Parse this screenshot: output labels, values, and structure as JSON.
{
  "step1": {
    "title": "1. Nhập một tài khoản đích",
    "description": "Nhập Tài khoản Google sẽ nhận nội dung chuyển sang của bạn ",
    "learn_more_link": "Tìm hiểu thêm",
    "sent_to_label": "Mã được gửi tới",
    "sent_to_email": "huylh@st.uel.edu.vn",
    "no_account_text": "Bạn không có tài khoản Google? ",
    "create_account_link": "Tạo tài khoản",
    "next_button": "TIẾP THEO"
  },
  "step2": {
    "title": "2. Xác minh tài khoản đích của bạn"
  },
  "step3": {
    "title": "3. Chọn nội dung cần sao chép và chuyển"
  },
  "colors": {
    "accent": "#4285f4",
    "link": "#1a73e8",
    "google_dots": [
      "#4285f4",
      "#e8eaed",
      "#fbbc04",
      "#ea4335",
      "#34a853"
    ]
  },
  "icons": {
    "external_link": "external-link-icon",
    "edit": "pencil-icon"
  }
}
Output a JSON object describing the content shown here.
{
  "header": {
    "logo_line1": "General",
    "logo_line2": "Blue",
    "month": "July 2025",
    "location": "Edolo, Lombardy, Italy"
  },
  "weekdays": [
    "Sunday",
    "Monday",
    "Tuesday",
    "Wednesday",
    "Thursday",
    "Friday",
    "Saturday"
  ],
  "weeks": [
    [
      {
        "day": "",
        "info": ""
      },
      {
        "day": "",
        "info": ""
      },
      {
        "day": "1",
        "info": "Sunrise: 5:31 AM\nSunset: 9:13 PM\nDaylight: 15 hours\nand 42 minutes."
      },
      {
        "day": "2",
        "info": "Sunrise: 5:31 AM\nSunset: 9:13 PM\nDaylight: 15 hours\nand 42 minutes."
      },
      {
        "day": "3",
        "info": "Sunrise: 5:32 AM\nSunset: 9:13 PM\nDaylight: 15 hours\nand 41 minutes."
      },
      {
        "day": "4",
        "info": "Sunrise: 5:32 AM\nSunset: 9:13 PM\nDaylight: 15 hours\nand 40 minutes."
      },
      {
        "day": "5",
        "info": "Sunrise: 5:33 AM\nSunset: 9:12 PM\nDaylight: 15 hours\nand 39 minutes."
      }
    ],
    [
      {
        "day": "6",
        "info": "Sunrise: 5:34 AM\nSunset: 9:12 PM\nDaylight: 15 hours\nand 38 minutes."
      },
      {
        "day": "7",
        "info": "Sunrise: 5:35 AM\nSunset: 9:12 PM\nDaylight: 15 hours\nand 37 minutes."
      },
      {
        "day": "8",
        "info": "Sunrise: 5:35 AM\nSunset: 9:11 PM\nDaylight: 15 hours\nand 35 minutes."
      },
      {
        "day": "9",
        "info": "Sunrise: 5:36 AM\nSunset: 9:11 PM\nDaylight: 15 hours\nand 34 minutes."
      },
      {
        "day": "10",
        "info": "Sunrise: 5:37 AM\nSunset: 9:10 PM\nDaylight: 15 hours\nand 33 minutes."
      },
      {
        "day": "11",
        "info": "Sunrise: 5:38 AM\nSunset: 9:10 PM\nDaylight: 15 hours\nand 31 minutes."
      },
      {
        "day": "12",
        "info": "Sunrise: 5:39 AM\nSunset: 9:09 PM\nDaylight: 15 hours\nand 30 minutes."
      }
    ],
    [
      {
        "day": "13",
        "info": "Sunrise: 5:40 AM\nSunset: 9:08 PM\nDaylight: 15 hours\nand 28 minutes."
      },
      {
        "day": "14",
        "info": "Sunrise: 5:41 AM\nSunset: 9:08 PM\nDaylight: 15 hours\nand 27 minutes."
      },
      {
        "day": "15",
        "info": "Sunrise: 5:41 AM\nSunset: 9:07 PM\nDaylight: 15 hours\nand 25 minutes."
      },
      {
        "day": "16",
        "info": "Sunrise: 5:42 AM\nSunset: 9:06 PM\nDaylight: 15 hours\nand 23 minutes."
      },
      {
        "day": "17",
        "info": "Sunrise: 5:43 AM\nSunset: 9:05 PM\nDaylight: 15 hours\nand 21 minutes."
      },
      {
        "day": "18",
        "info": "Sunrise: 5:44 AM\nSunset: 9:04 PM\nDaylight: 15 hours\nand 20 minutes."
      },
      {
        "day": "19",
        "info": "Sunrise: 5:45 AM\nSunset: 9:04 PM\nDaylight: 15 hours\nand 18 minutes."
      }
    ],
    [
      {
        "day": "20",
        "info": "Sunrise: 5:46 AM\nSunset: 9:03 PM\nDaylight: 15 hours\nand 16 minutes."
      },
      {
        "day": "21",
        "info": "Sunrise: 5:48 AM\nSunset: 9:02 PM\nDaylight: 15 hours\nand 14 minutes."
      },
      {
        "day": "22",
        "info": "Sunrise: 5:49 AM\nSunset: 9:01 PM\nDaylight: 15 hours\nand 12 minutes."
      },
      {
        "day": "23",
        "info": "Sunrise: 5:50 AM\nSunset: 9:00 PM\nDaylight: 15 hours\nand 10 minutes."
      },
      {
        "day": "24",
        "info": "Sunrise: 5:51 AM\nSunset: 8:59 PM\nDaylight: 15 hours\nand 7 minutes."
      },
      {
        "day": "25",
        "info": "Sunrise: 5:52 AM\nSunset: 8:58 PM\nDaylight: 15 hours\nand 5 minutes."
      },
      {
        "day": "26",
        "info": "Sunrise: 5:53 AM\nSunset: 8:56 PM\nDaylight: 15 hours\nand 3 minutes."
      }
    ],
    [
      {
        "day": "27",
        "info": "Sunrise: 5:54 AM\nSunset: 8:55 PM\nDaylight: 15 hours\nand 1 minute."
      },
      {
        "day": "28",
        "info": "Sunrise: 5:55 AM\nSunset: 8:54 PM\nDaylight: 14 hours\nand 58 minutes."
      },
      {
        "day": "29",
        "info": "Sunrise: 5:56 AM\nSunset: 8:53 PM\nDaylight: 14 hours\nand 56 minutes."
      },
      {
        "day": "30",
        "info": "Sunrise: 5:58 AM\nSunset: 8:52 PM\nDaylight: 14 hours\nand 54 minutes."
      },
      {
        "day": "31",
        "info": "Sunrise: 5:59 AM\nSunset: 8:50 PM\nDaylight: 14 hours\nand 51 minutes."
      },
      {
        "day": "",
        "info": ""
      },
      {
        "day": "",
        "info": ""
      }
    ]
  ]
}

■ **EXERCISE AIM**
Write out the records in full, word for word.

■ **OUTPUT OF THE TASK**
Parse this screenshot: output labels, values, and structure as JSON.
{
  "step1": {
    "title": "1. Nhập một tài khoản đích",
    "description": "Nhập Tài khoản Google sẽ nhận nội dung chuyển sang của bạn ",
    "learn_more_link": "Tìm hiểu thêm",
    "sent_to_label": "Mã được gửi tới",
    "sent_to_email": "huylh@st.uel.edu.vn",
    "no_account_text": "Bạn không có tài khoản Google? ",
    "create_account_link": "Tạo tài khoản",
    "next_button": "TIẾP THEO"
  },
  "step2": {
    "title": "2. Xác minh tài khoản đích của bạn"
  },
  "step3": {
    "title": "3. Chọn nội dung cần sao chép và chuyển"
  },
  "colors": {
    "accent": "#4285f4",
    "link": "#1a73e8",
    "google_dots": [
      "#4285f4",
      "#e8eaed",
      "#fbbc04",
      "#ea4335",
      "#34a853"
    ]
  },
  "icons": {
    "external_link": "external-link-icon",
    "edit": "pencil-icon"
  }
}
Output a JSON object describing the content shown here.
{
  "header": {
    "logo_line1": "General",
    "logo_line2": "Blue",
    "month": "July 2025",
    "location": "Edolo, Lombardy, Italy"
  },
  "weekdays": [
    "Sunday",
    "Monday",
    "Tuesday",
    "Wednesday",
    "Thursday",
    "Friday",
    "Saturday"
  ],
  "weeks": [
    [
      {
        "day": "",
        "info": ""
      },
      {
        "day": "",
        "info": ""
      },
      {
        "day": "1",
        "info": "Sunrise: 5:31 AM\nSunset: 9:13 PM\nDaylight: 15 hours\nand 42 minutes."
      },
      {
        "day": "2",
        "info": "Sunrise: 5:31 AM\nSunset: 9:13 PM\nDaylight: 15 hours\nand 42 minutes."
      },
      {
        "day": "3",
        "info": "Sunrise: 5:32 AM\nSunset: 9:13 PM\nDaylight: 15 hours\nand 41 minutes."
      },
      {
        "day": "4",
        "info": "Sunrise: 5:32 AM\nSunset: 9:13 PM\nDaylight: 15 hours\nand 40 minutes."
      },
      {
        "day": "5",
        "info": "Sunrise: 5:33 AM\nSunset: 9:12 PM\nDaylight: 15 hours\nand 39 minutes."
      }
    ],
    [
      {
        "day": "6",
        "info": "Sunrise: 5:34 AM\nSunset: 9:12 PM\nDaylight: 15 hours\nand 38 minutes."
      },
      {
        "day": "7",
        "info": "Sunrise: 5:35 AM\nSunset: 9:12 PM\nDaylight: 15 hours\nand 37 minutes."
      },
      {
        "day": "8",
        "info": "Sunrise: 5:35 AM\nSunset: 9:11 PM\nDaylight: 15 hours\nand 35 minutes."
      },
      {
        "day": "9",
        "info": "Sunrise: 5:36 AM\nSunset: 9:11 PM\nDaylight: 15 hours\nand 34 minutes."
      },
      {
        "day": "10",
        "info": "Sunrise: 5:37 AM\nSunset: 9:10 PM\nDaylight: 15 hours\nand 33 minutes."
      },
      {
        "day": "11",
        "info": "Sunrise: 5:38 AM\nSunset: 9:10 PM\nDaylight: 15 hours\nand 31 minutes."
      },
      {
        "day": "12",
        "info": "Sunrise: 5:39 AM\nSunset: 9:09 PM\nDaylight: 15 hours\nand 30 minutes."
      }
    ],
    [
      {
        "day": "13",
        "info": "Sunrise: 5:40 AM\nSunset: 9:08 PM\nDaylight: 15 hours\nand 28 minutes."
      },
      {
        "day": "14",
        "info": "Sunrise: 5:41 AM\nSunset: 9:08 PM\nDaylight: 15 hours\nand 27 minutes."
      },
      {
        "day": "15",
        "info": "Sunrise: 5:41 AM\nSunset: 9:07 PM\nDaylight: 15 hours\nand 25 minutes."
      },
      {
        "day": "16",
        "info": "Sunrise: 5:42 AM\nSunset: 9:06 PM\nDaylight: 15 hours\nand 23 minutes."
      },
      {
        "day": "17",
        "info": "Sunrise: 5:43 AM\nSunset: 9:05 PM\nDaylight: 15 hours\nand 21 minutes."
      },
      {
        "day": "18",
        "info": "Sunrise: 5:44 AM\nSunset: 9:04 PM\nDaylight: 15 hours\nand 20 minutes."
      },
      {
        "day": "19",
        "info": "Sunrise: 5:45 AM\nSunset: 9:04 PM\nDaylight: 15 hours\nand 18 minutes."
      }
    ],
    [
      {
        "day": "20",
        "info": "Sunrise: 5:46 AM\nSunset: 9:03 PM\nDaylight: 15 hours\nand 16 minutes."
      },
      {
        "day": "21",
        "info": "Sunrise: 5:48 AM\nSunset: 9:02 PM\nDaylight: 15 hours\nand 14 minutes."
      },
      {
        "day": "22",
        "info": "Sunrise: 5:49 AM\nSunset: 9:01 PM\nDaylight: 15 hours\nand 12 minutes."
      },
      {
        "day": "23",
        "info": "Sunrise: 5:50 AM\nSunset: 9:00 PM\nDaylight: 15 hours\nand 10 minutes."
      },
      {
        "day": "24",
        "info": "Sunrise: 5:51 AM\nSunset: 8:59 PM\nDaylight: 15 hours\nand 7 minutes."
      },
      {
        "day": "25",
        "info": "Sunrise: 5:52 AM\nSunset: 8:58 PM\nDaylight: 15 hours\nand 5 minutes."
      },
      {
        "day": "26",
        "info": "Sunrise: 5:53 AM\nSunset: 8:56 PM\nDaylight: 15 hours\nand 3 minutes."
      }
    ],
    [
      {
        "day": "27",
        "info": "Sunrise: 5:54 AM\nSunset: 8:55 PM\nDaylight: 15 hours\nand 1 minute."
      },
      {
        "day": "28",
        "info": "Sunrise: 5:55 AM\nSunset: 8:54 PM\nDaylight: 14 hours\nand 58 minutes."
      },
      {
        "day": "29",
        "info": "Sunrise: 5:56 AM\nSunset: 8:53 PM\nDaylight: 14 hours\nand 56 minutes."
      },
      {
        "day": "30",
        "info": "Sunrise: 5:58 AM\nSunset: 8:52 PM\nDaylight: 14 hours\nand 54 minutes."
      },
      {
        "day": "31",
        "info": "Sunrise: 5:59 AM\nSunset: 8:50 PM\nDaylight: 14 hours\nand 51 minutes."
      },
      {
        "day": "",
        "info": ""
      },
      {
        "day": "",
        "info": ""
      }
    ]
  ]
}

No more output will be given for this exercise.